Reproduce the whole of the records exactly, and make sure no picture is carried into the result.

··· Given information ···

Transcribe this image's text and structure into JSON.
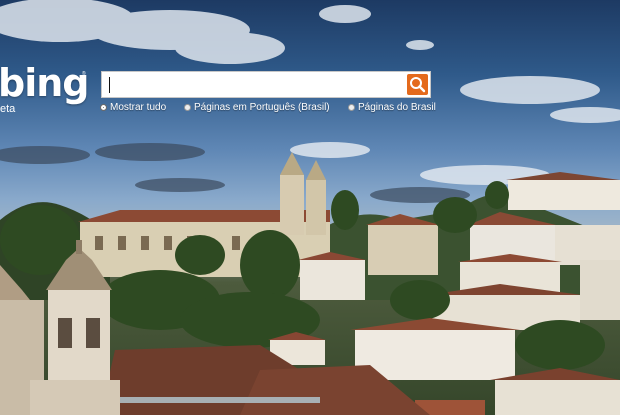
{
  "branding": {
    "logo_text": "bing",
    "beta_label": "eta"
  },
  "search": {
    "value": "",
    "placeholder": ""
  },
  "scopes": [
    {
      "label": "Mostrar tudo",
      "selected": true
    },
    {
      "label": "Páginas em Português (Brasil)",
      "selected": false
    },
    {
      "label": "Páginas do Brasil",
      "selected": false
    }
  ],
  "colors": {
    "search_button": "#e46a1c",
    "sky_top": "#1d3a63",
    "sky_horizon": "#9bb3c9"
  },
  "icons": {
    "search_button": "magnifier-icon"
  }
}
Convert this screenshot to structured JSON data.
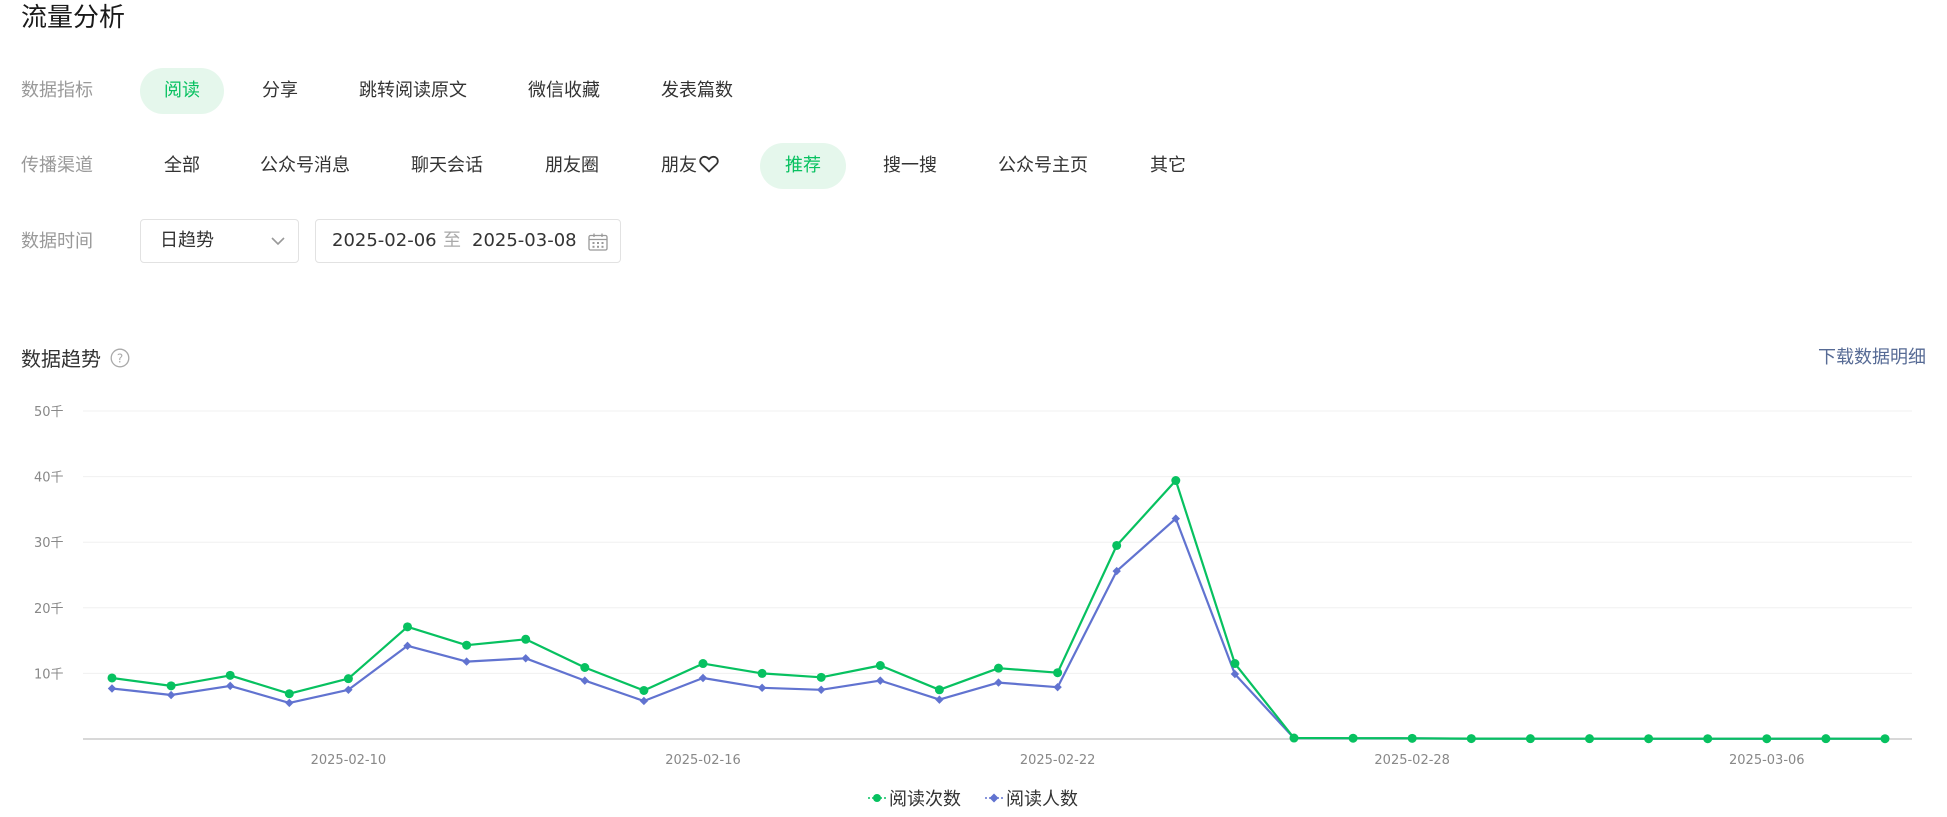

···

• Problem solution
Transcribe this image's text and structure into JSON.
{
  "branding": {
    "logo_text": "bing",
    "beta_label": "eta"
  },
  "search": {
    "value": "",
    "placeholder": ""
  },
  "scopes": [
    {
      "label": "Mostrar tudo",
      "selected": true
    },
    {
      "label": "Páginas em Português (Brasil)",
      "selected": false
    },
    {
      "label": "Páginas do Brasil",
      "selected": false
    }
  ],
  "colors": {
    "search_button": "#e46a1c",
    "sky_top": "#1d3a63",
    "sky_horizon": "#9bb3c9"
  },
  "icons": {
    "search_button": "magnifier-icon"
  }
}
Convert this screenshot to structured JSON data.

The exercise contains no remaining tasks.